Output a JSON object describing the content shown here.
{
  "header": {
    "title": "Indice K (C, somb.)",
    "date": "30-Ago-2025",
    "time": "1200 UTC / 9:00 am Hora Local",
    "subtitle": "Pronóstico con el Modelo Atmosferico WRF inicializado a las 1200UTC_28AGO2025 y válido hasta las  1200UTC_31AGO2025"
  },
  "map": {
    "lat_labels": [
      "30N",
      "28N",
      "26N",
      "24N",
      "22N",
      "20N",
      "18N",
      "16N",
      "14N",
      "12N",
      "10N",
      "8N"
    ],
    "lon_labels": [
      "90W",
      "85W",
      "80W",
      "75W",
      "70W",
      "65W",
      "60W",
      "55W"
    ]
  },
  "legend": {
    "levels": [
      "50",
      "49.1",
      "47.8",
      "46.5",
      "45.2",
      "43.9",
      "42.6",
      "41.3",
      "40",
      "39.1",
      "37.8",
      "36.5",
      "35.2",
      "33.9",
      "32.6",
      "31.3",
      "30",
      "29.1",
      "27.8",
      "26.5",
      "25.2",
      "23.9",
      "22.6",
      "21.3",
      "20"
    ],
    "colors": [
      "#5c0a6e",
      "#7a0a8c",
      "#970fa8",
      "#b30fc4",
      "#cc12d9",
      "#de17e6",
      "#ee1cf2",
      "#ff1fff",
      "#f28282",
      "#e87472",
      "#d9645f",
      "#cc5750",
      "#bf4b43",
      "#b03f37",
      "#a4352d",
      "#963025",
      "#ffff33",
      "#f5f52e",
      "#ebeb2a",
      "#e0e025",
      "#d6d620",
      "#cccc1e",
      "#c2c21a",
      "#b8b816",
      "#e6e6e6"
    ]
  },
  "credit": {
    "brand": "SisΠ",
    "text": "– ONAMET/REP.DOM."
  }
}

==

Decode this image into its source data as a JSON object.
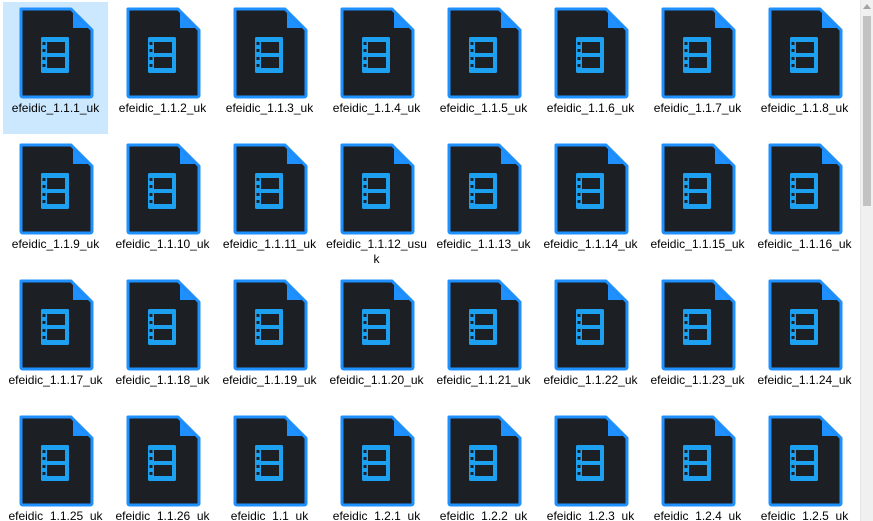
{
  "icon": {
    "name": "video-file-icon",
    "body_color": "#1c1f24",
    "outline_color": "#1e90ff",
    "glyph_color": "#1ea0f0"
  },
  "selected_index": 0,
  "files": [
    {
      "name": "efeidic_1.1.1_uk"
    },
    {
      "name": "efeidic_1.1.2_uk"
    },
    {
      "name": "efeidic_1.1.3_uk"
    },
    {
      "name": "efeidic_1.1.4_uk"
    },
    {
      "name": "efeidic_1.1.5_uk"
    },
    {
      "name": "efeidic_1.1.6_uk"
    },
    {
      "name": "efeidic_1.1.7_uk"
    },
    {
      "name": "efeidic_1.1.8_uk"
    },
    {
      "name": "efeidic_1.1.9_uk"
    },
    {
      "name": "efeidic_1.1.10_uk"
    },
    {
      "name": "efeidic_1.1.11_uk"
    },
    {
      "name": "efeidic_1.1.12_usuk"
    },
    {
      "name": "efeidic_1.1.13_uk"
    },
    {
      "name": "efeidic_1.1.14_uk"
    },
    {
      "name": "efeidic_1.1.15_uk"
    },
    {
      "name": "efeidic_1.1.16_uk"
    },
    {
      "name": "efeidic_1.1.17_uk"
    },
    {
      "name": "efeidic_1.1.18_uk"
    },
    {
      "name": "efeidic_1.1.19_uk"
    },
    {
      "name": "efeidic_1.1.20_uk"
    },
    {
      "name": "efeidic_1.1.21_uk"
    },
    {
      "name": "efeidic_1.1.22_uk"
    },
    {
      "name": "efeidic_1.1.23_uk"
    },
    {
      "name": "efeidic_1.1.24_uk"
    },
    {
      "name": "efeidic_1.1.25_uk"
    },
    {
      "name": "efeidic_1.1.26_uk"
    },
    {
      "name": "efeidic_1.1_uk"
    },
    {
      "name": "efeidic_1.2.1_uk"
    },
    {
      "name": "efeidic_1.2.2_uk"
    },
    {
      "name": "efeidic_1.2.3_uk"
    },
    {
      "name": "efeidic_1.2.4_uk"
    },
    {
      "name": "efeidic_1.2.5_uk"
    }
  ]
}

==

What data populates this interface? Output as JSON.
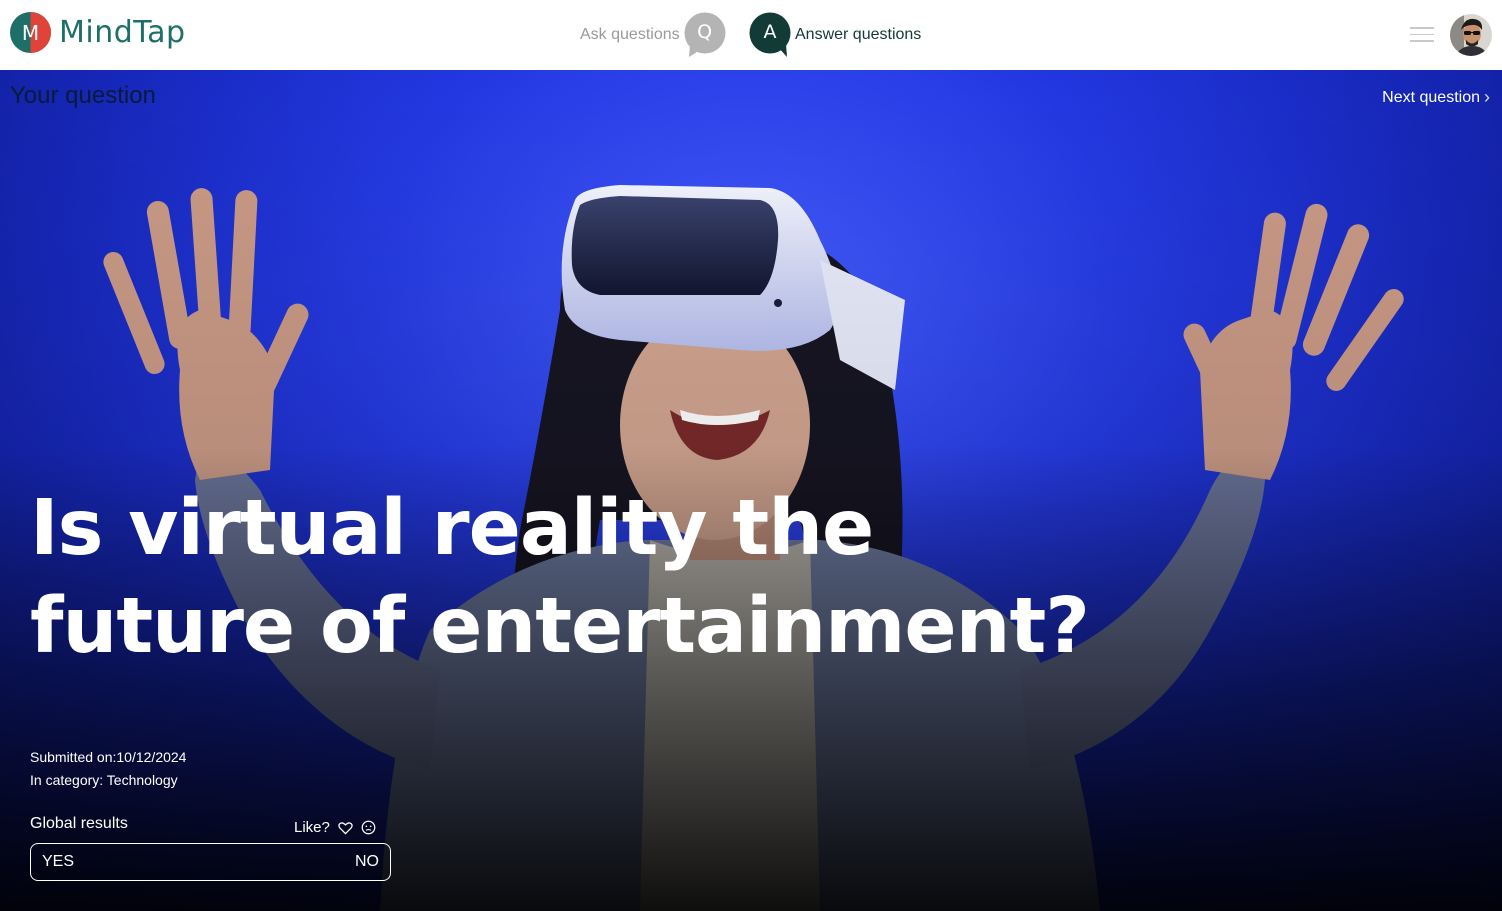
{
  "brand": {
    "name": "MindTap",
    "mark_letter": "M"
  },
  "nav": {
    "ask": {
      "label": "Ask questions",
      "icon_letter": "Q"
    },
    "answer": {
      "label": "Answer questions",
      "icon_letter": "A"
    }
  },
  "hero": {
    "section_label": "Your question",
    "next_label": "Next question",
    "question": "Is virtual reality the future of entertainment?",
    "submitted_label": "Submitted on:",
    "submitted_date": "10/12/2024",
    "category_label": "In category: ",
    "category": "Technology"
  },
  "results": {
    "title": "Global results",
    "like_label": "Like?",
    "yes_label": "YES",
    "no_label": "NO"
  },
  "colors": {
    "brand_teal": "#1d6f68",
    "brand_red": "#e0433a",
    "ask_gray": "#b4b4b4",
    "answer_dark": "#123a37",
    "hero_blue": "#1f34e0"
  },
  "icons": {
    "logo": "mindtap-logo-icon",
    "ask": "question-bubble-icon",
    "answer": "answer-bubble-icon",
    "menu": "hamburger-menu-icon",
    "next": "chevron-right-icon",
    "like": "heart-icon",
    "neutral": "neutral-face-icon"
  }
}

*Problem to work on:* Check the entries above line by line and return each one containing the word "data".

*Answer to this exercise:*
Decode this image into its source data as a JSON object.
What data populates this interface? Output as JSON.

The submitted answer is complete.